It seems as of late, there’s truly no shortage of watch designs hitting the various crowd-funding sites. Some of them are taking things in the brand’s own direction, others pay homage to popular designs of the past – or current day. The latest we’ve run across, the Waves Design Tesoro, is definitely in that latter camp. Continue Reading
Posted on 04 August 2014 by Patrick Kansa
Ok, so that last Kickstarter project I put up was a bit of a last minute affair (that’s what we get for having me cover these instead of Matt, eh?), so I’m making amends this time around. We’re giving you plenty of advance notice for the latest US-built watch on Kickstarter, the Smith and Bradley Ambush. Continue Reading
Posted on 29 July 2014 by Matt Himmelstein
For a lot of guys, a diver is the default tool watch. The cases are usually fairly beefy, and that translates to masculine, the watches themselves are rugged, they serve a purpose, and they broadcast to the world that you are a man of action. So you might as well inject a little style into the watch as well. That is where the Lew & Huey Orthos comes in with their latest Kickstarter campaign. These ‘friends of the site’ have put their fifth model up for sale, and the first true diver of the bunch.

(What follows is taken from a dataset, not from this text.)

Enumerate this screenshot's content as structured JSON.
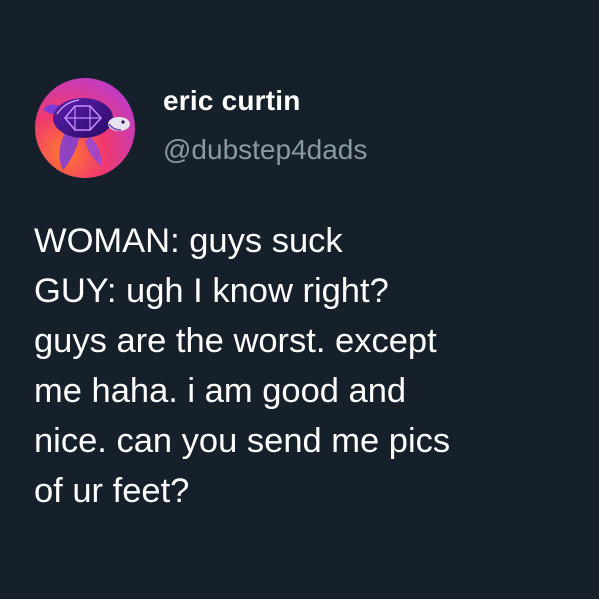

Like the previous watches from the brand, this one is an automatic, powered by a Seiko Calibre 4r36 (NH35), which is both haking and hand winding, with a 41 hour power reserve. The 42mm case and bracelet are done in brushed stainless, and there is a slightly domed sapphire crystal up front. The watch offers 30 ATM (990 feet) or water resistance and a 120 click uni-directional bezel, so yes, this is a true diver’s watch. Not that you have to wear it diving. Visually, the dial is very attractive with both a color fade and a sunburst pattern. After reviewing their Acionna, I can attest that they make interesting dials that really pop in the sunlight.
With this as their fifth model debuting on Kickstarter, I have to commend the brand for doing things right on the site. This is a new model, and the prototypes do not always match the final product. The project page does a very good job in laying out how the watch is going to change from prototype to final project, something I think all watch makers looking to move to crowd funding should understand and emulate. The price for a watch is $400, and there are a number of other types of rewards offered. There are two versions a red and a blue face. I like the looks of the red face, but I also really like the orange bezel on the blue watch. And no, I would not suggest pairing them, as I think it would be too much. The lume on the watch also looks to be well done and appropriate for this type of watch. If you are looking for a budget minded diver, check out the project page. lewandhuey.com
- Brand & Model: Lew & Huey Orthos
- Price: $400
- Who we think it might be for: Everyone needs a diver.
- Would I buy or recommend it just on the photos?: Yes, the brand delivers on their watches.
- If I could make one design suggestion, it would be: Expansion built into the clasp.
- What spoke to me the most about this watch: I like the color fade in the dial.